- Exercise prompt -
An exact retyping of every record is required.

(Stored dataset items)
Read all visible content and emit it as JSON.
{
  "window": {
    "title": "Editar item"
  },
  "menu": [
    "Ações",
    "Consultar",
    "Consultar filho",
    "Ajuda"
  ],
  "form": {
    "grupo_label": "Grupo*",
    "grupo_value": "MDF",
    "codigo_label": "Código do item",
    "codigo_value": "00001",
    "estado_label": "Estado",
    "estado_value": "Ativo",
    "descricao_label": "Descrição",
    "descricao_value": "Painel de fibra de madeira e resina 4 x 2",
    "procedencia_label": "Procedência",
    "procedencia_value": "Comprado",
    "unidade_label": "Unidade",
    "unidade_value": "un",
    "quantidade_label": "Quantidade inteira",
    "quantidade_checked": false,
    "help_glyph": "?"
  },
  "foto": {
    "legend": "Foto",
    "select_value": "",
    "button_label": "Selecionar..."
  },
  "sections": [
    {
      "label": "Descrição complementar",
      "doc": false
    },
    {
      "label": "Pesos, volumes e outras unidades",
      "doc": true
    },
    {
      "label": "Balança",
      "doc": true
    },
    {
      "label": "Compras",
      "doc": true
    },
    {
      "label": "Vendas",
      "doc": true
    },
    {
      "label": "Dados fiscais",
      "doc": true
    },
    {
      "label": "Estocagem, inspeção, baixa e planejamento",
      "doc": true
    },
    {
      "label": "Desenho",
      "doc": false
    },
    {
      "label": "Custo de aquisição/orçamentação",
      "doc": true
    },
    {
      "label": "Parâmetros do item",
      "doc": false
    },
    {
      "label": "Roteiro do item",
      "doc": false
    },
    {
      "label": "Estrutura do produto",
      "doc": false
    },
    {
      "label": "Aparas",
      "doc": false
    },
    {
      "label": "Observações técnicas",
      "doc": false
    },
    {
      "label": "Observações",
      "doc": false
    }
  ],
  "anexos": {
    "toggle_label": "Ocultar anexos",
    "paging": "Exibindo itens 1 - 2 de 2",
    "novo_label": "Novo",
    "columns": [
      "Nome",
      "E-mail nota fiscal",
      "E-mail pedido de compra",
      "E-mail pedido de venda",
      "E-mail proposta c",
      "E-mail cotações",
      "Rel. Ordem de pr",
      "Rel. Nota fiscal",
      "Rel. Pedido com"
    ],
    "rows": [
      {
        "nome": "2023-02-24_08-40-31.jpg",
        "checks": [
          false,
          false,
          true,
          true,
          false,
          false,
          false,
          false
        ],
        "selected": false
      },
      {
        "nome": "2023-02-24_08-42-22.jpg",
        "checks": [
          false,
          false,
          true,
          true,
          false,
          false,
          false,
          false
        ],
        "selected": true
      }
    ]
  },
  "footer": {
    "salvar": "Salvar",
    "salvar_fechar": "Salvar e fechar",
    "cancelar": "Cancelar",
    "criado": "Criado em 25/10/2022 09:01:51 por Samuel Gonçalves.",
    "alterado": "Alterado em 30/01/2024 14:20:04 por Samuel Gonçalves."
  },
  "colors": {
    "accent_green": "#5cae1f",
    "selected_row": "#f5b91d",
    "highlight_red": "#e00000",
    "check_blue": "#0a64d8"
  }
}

- Task result -
Read all visible content and emit it as JSON.
{
  "window": {
    "title": "Editar item"
  },
  "menu": [
    "Ações",
    "Consultar",
    "Consultar filho",
    "Ajuda"
  ],
  "form": {
    "grupo_label": "Grupo*",
    "grupo_value": "MDF",
    "codigo_label": "Código do item",
    "codigo_value": "00001",
    "estado_label": "Estado",
    "estado_value": "Ativo",
    "descricao_label": "Descrição",
    "descricao_value": "Painel de fibra de madeira e resina 4 x 2",
    "procedencia_label": "Procedência",
    "procedencia_value": "Comprado",
    "unidade_label": "Unidade",
    "unidade_value": "un",
    "quantidade_label": "Quantidade inteira",
    "quantidade_checked": false,
    "help_glyph": "?"
  },
  "foto": {
    "legend": "Foto",
    "select_value": "",
    "button_label": "Selecionar..."
  },
  "sections": [
    {
      "label": "Descrição complementar",
      "doc": false
    },
    {
      "label": "Pesos, volumes e outras unidades",
      "doc": true
    },
    {
      "label": "Balança",
      "doc": true
    },
    {
      "label": "Compras",
      "doc": true
    },
    {
      "label": "Vendas",
      "doc": true
    },
    {
      "label": "Dados fiscais",
      "doc": true
    },
    {
      "label": "Estocagem, inspeção, baixa e planejamento",
      "doc": true
    },
    {
      "label": "Desenho",
      "doc": false
    },
    {
      "label": "Custo de aquisição/orçamentação",
      "doc": true
    },
    {
      "label": "Parâmetros do item",
      "doc": false
    },
    {
      "label": "Roteiro do item",
      "doc": false
    },
    {
      "label": "Estrutura do produto",
      "doc": false
    },
    {
      "label": "Aparas",
      "doc": false
    },
    {
      "label": "Observações técnicas",
      "doc": false
    },
    {
      "label": "Observações",
      "doc": false
    }
  ],
  "anexos": {
    "toggle_label": "Ocultar anexos",
    "paging": "Exibindo itens 1 - 2 de 2",
    "novo_label": "Novo",
    "columns": [
      "Nome",
      "E-mail nota fiscal",
      "E-mail pedido de compra",
      "E-mail pedido de venda",
      "E-mail proposta c",
      "E-mail cotações",
      "Rel. Ordem de pr",
      "Rel. Nota fiscal",
      "Rel. Pedido com"
    ],
    "rows": [
      {
        "nome": "2023-02-24_08-40-31.jpg",
        "checks": [
          false,
          false,
          true,
          true,
          false,
          false,
          false,
          false
        ],
        "selected": false
      },
      {
        "nome": "2023-02-24_08-42-22.jpg",
        "checks": [
          false,
          false,
          true,
          true,
          false,
          false,
          false,
          false
        ],
        "selected": true
      }
    ]
  },
  "footer": {
    "salvar": "Salvar",
    "salvar_fechar": "Salvar e fechar",
    "cancelar": "Cancelar",
    "criado": "Criado em 25/10/2022 09:01:51 por Samuel Gonçalves.",
    "alterado": "Alterado em 30/01/2024 14:20:04 por Samuel Gonçalves."
  },
  "colors": {
    "accent_green": "#5cae1f",
    "selected_row": "#f5b91d",
    "highlight_red": "#e00000",
    "check_blue": "#0a64d8"
  }
}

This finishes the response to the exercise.